Living up to its title, 'Launch' fails as a movie in general let alone a romantic comedy. Hobbled at the knee right from the get go with a rather lame setup, the stars try their best to inject some energy and warmth into the material but its pure sitcom formula down to stupid running gags about animal behaviour to 'cutely quirky' supporting characters who are much more interesting than our somewhat bland leads.
The fundamental flaw is of course the premise. A 35-year-old man living with his parents may not be common in western society but its certainly believable - a lot of people live with their parents all their lives for understandable reasons of economy, emotional or health care needs. No compelling reason is given here though for someone like McConaughey's character - very good looking, socially adept, financially independent, emotionally stable - to be living with his parents other than 'he feels like it' (and this is despite their desire to have him leave).
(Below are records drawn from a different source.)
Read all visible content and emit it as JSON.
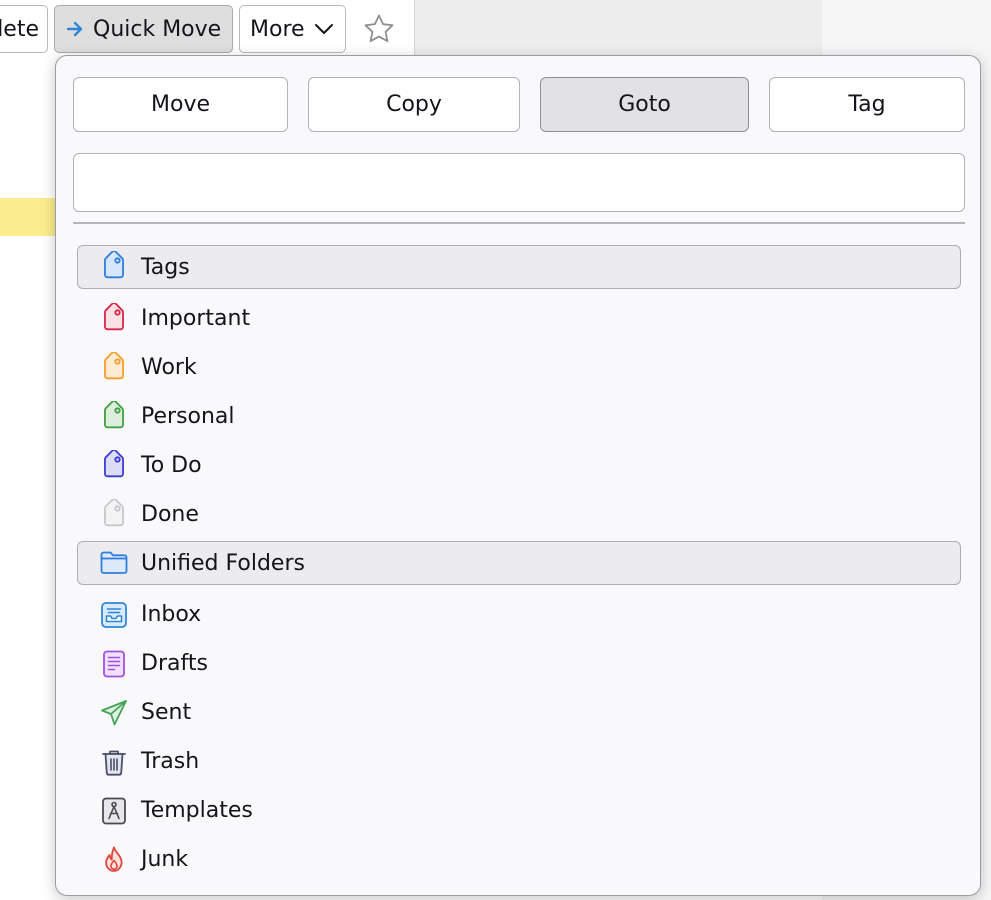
{
  "toolbar": {
    "delete_label": "lete",
    "quick_move_label": "Quick Move",
    "more_label": "More"
  },
  "popup": {
    "modes": [
      "Move",
      "Copy",
      "Goto",
      "Tag"
    ],
    "selected_mode": "Goto",
    "search": {
      "value": "",
      "placeholder": ""
    },
    "sections": [
      {
        "header": "Tags",
        "header_icon": "tag-icon",
        "items": [
          {
            "label": "Important",
            "icon": "tag-icon",
            "color": "#d7264b"
          },
          {
            "label": "Work",
            "icon": "tag-icon",
            "color": "#f59d2a"
          },
          {
            "label": "Personal",
            "icon": "tag-icon",
            "color": "#43a046"
          },
          {
            "label": "To Do",
            "icon": "tag-icon",
            "color": "#3b3bd4"
          },
          {
            "label": "Done",
            "icon": "tag-icon",
            "color": "#c8c8cc"
          }
        ]
      },
      {
        "header": "Unified Folders",
        "header_icon": "folder-icon",
        "items": [
          {
            "label": "Inbox",
            "icon": "inbox-icon",
            "color": "#2f86d8"
          },
          {
            "label": "Drafts",
            "icon": "drafts-icon",
            "color": "#a34fe0"
          },
          {
            "label": "Sent",
            "icon": "sent-icon",
            "color": "#45a35a"
          },
          {
            "label": "Trash",
            "icon": "trash-icon",
            "color": "#4a4f6a"
          },
          {
            "label": "Templates",
            "icon": "templates-icon",
            "color": "#4a4a52"
          },
          {
            "label": "Junk",
            "icon": "junk-icon",
            "color": "#e0453a"
          }
        ]
      }
    ]
  },
  "colors": {
    "accent_blue": "#2f86d8",
    "tag_header_blue": "#2f7de0",
    "selected_button_bg": "#e2e2e4",
    "highlight_yellow": "#fbec8e"
  }
}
Not only that, he's got two best friends in pretty much the same position and its the focal point of the reason that these guys stay together. The writers at least have a hint of the ridiculousness of the setup, allowing the parents to act as the audience's entry point into the story - the pair are after all the most believable and fun characters in the film, and the pairing of Terry Bradshaw and Kathy Bates proves a marvelous match.
Yet, too much time is spent going back to our main duo who follow one bland and predictable plot point after another, to the point that only pre-schoolers won't be able to tell where this is going to end up. Rather than actually trying to instill any freshness or credibility to the story, let alone real romance, the filmmakers try a lot of sequences to induce laughter - it doesn't work. From a sassy kid to the ubiquitous group activity (in this case paint ball) it all serves only to take up time rather than to produce hilarity.
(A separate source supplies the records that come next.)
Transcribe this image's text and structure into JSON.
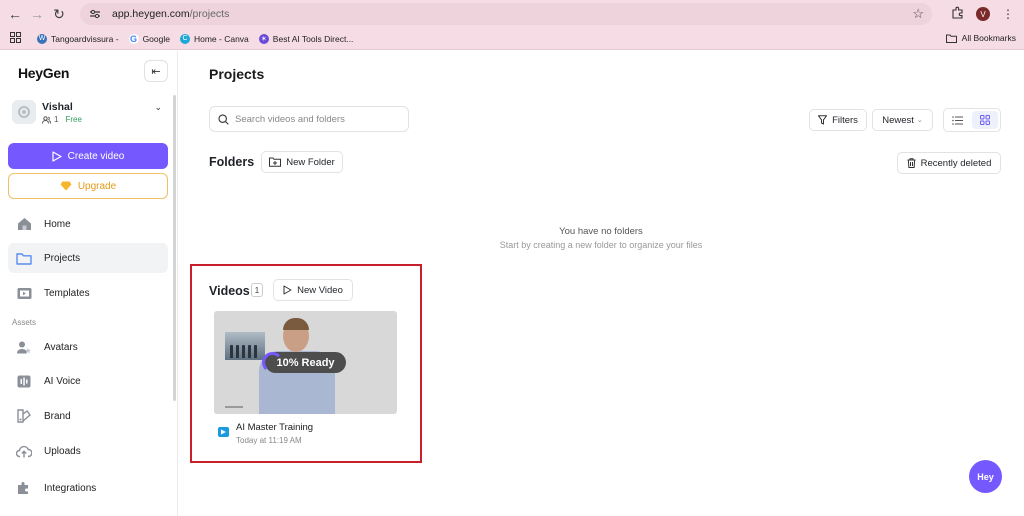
{
  "browser": {
    "url_host": "app.heygen.com",
    "url_path": "/projects",
    "profile_initial": "V",
    "bookmarks": [
      {
        "label": "Tangoardvissura -",
        "icon": "wordpress-icon"
      },
      {
        "label": "Google",
        "icon": "google-icon"
      },
      {
        "label": "Home - Canva",
        "icon": "canva-icon"
      },
      {
        "label": "Best AI Tools Direct...",
        "icon": "ai-tools-icon"
      }
    ],
    "all_bookmarks": "All Bookmarks"
  },
  "sidebar": {
    "logo": "HeyGen",
    "workspace": {
      "name": "Vishal",
      "members": "1",
      "plan": "Free"
    },
    "create_video": "Create video",
    "upgrade": "Upgrade",
    "nav": [
      {
        "label": "Home"
      },
      {
        "label": "Projects"
      },
      {
        "label": "Templates"
      }
    ],
    "assets_label": "Assets",
    "assets": [
      {
        "label": "Avatars"
      },
      {
        "label": "AI Voice"
      },
      {
        "label": "Brand"
      },
      {
        "label": "Uploads"
      },
      {
        "label": "Integrations"
      }
    ]
  },
  "main": {
    "title": "Projects",
    "search_placeholder": "Search videos and folders",
    "filters": "Filters",
    "sort": "Newest",
    "folders": {
      "title": "Folders",
      "new_folder": "New Folder",
      "recently_deleted": "Recently deleted",
      "empty_title": "You have no folders",
      "empty_subtitle": "Start by creating a new folder to organize your files"
    },
    "videos": {
      "title": "Videos",
      "count": "1",
      "new_video": "New Video",
      "items": [
        {
          "title": "AI Master Training",
          "time": "Today at 11:19 AM",
          "status": "10% Ready",
          "progress": 0.1
        }
      ]
    },
    "fab": "Hey"
  },
  "colors": {
    "accent": "#7559ff",
    "upgrade": "#e39b18",
    "highlight": "#c8202b",
    "chrome": "#f6dce4"
  }
}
When it gets desperate however it goes for the truly lame - animal attacks. From lizards to dolphins and even a bird in need of CPR, there's plenty of joke sequences about animal cruelty which just aren't funny. With the exception of the parents and side characters like Zooey Deschanel's droll comic foil or Justin Bartha's somewhat neurotic geek delivering the odd laugh, everything about the film is so generic, pedestrian and just plain ridiculous that only the most forgiving of date movie patrons will get into it - and even then only if their date puts out.